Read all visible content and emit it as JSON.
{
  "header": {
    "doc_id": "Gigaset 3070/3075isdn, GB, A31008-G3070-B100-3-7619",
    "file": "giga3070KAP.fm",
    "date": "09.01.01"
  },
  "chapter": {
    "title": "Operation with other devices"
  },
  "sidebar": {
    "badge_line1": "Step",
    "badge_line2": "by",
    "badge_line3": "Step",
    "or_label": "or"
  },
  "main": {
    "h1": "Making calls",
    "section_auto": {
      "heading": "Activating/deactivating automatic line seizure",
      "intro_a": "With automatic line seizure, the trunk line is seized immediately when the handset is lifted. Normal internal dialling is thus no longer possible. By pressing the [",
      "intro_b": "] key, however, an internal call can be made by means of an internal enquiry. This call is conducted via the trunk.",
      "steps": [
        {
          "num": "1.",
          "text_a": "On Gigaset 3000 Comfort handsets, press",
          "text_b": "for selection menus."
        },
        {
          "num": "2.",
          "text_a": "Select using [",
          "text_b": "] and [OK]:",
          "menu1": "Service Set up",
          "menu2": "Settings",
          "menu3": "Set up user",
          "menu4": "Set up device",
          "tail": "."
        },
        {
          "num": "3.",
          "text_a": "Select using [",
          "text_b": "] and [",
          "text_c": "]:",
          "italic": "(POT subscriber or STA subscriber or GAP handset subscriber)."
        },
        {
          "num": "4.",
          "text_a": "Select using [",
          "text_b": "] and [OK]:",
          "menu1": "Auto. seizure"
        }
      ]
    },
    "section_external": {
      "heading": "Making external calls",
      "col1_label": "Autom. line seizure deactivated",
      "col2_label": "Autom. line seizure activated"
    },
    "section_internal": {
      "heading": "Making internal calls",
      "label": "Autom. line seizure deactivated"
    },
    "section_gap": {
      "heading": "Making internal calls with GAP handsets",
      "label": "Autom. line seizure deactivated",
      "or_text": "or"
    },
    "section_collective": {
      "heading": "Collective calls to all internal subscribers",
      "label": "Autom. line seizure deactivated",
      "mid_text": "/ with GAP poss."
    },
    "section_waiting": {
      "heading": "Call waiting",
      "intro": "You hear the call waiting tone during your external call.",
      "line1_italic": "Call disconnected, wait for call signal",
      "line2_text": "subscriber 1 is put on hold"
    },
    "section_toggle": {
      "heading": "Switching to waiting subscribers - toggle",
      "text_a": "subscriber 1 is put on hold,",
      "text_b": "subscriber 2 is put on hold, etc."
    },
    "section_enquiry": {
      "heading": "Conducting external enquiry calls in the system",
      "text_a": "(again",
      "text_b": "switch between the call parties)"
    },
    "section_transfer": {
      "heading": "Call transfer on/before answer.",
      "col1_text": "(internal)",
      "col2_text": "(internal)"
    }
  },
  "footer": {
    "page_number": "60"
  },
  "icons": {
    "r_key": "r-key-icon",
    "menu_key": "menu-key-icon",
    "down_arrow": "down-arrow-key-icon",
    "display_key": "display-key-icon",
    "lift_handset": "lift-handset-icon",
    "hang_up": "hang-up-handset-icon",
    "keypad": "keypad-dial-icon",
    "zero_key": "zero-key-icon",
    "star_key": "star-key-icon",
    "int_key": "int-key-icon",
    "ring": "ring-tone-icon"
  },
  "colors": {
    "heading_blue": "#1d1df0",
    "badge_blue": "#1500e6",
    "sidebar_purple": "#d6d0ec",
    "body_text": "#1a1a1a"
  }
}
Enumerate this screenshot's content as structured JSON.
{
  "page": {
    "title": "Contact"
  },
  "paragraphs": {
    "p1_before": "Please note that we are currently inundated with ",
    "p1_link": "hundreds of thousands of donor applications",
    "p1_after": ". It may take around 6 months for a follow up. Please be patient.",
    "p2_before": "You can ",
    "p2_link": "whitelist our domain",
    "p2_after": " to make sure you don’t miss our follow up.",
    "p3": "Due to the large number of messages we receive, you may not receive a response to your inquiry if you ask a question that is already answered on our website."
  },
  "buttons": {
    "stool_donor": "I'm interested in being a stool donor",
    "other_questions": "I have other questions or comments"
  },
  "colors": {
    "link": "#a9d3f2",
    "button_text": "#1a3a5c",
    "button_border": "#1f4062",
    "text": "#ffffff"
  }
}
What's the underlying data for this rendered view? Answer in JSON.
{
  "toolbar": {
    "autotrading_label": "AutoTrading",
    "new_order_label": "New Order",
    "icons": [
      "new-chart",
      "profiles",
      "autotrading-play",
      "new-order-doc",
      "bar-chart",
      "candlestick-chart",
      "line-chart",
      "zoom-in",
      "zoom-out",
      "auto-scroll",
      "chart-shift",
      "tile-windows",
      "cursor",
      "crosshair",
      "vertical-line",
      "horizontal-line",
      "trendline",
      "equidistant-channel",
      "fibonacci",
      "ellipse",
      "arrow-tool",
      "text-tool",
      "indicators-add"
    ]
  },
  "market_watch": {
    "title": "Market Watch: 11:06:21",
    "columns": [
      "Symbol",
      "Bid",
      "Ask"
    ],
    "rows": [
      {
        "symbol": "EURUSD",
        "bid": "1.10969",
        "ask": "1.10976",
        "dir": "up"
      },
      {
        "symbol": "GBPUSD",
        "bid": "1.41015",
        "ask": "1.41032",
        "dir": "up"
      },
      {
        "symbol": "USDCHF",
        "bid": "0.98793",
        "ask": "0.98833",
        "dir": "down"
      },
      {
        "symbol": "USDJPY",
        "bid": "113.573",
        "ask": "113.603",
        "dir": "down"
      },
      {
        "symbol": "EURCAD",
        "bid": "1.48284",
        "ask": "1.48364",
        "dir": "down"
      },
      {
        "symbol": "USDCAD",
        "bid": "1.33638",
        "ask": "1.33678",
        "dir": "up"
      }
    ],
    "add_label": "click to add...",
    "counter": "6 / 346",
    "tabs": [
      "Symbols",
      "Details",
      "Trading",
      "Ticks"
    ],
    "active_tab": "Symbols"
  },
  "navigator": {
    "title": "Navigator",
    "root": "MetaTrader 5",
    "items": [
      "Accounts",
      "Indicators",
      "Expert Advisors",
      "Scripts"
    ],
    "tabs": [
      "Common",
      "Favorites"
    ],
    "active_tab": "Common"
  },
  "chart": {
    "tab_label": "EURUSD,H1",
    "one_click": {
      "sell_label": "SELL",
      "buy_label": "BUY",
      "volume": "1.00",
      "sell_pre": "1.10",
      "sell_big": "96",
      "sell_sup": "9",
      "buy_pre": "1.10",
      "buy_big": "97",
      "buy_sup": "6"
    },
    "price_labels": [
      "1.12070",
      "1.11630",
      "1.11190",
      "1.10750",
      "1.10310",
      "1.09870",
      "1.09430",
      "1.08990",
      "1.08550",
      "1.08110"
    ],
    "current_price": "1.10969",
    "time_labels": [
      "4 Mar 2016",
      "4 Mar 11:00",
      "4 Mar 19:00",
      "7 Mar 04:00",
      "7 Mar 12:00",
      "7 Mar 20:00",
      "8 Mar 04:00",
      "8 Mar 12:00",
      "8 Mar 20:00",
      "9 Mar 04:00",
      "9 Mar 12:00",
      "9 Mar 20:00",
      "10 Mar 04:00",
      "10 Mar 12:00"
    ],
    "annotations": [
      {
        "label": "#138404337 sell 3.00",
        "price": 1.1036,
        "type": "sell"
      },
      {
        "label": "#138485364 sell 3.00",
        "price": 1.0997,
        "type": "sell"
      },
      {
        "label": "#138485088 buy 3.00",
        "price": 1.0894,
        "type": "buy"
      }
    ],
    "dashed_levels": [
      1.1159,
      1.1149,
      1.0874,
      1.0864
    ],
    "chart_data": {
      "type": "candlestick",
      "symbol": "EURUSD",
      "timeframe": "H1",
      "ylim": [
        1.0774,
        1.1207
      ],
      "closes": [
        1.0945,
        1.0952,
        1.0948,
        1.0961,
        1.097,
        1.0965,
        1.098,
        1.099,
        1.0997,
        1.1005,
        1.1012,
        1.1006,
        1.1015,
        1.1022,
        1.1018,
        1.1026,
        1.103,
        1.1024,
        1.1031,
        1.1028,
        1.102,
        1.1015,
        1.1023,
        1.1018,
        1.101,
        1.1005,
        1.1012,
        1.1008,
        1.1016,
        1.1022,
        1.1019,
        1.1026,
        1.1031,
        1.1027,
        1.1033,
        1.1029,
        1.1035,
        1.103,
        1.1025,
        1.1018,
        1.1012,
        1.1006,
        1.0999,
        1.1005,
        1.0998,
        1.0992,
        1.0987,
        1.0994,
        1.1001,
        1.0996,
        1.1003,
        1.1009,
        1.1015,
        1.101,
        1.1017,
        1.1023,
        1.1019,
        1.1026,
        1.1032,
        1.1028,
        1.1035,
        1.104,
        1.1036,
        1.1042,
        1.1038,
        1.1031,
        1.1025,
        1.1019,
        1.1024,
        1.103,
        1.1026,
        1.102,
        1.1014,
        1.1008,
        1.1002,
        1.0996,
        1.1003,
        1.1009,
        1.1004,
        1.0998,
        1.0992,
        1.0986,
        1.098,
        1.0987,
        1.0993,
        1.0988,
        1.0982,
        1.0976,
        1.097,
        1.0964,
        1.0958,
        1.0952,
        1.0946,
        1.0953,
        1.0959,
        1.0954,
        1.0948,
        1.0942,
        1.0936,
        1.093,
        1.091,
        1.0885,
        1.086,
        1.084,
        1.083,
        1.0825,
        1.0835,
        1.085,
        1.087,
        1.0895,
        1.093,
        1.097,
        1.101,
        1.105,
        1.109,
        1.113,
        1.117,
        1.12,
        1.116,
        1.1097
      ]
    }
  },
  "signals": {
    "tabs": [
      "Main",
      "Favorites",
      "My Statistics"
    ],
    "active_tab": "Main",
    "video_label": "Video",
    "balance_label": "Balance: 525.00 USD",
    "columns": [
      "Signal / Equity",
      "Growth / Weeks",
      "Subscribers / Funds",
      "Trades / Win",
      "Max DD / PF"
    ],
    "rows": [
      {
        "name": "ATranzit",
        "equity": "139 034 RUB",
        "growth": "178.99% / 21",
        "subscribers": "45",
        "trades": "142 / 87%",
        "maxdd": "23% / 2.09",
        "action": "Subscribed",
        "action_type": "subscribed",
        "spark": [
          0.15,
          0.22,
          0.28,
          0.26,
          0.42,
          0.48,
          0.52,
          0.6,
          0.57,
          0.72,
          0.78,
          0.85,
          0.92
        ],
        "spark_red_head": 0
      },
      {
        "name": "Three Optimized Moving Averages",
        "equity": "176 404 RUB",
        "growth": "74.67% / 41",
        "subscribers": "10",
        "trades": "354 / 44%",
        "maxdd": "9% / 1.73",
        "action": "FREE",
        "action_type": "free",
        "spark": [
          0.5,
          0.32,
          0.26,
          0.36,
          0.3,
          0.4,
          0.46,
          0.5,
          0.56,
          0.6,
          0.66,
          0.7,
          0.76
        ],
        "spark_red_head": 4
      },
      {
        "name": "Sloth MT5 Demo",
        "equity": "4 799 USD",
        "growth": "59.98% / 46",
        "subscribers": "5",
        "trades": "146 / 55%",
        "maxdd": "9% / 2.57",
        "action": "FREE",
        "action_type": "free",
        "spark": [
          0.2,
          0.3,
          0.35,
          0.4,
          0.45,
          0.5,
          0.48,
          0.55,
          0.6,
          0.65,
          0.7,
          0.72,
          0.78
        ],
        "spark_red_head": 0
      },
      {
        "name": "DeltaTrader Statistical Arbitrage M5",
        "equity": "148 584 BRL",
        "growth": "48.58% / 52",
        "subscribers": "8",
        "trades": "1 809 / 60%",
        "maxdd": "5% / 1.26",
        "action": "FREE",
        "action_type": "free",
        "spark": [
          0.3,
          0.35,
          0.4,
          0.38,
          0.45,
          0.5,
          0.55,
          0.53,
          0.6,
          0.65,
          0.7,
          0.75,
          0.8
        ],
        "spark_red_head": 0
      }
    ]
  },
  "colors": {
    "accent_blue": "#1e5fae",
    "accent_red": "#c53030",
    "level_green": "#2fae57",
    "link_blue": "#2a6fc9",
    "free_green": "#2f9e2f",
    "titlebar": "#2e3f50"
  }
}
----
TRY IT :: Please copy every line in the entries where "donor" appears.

EXPECTED ANSWER ::
    "p1_link": "hundreds of thousands of donor applications",
    "stool_donor": "I'm interested in being a stool donor",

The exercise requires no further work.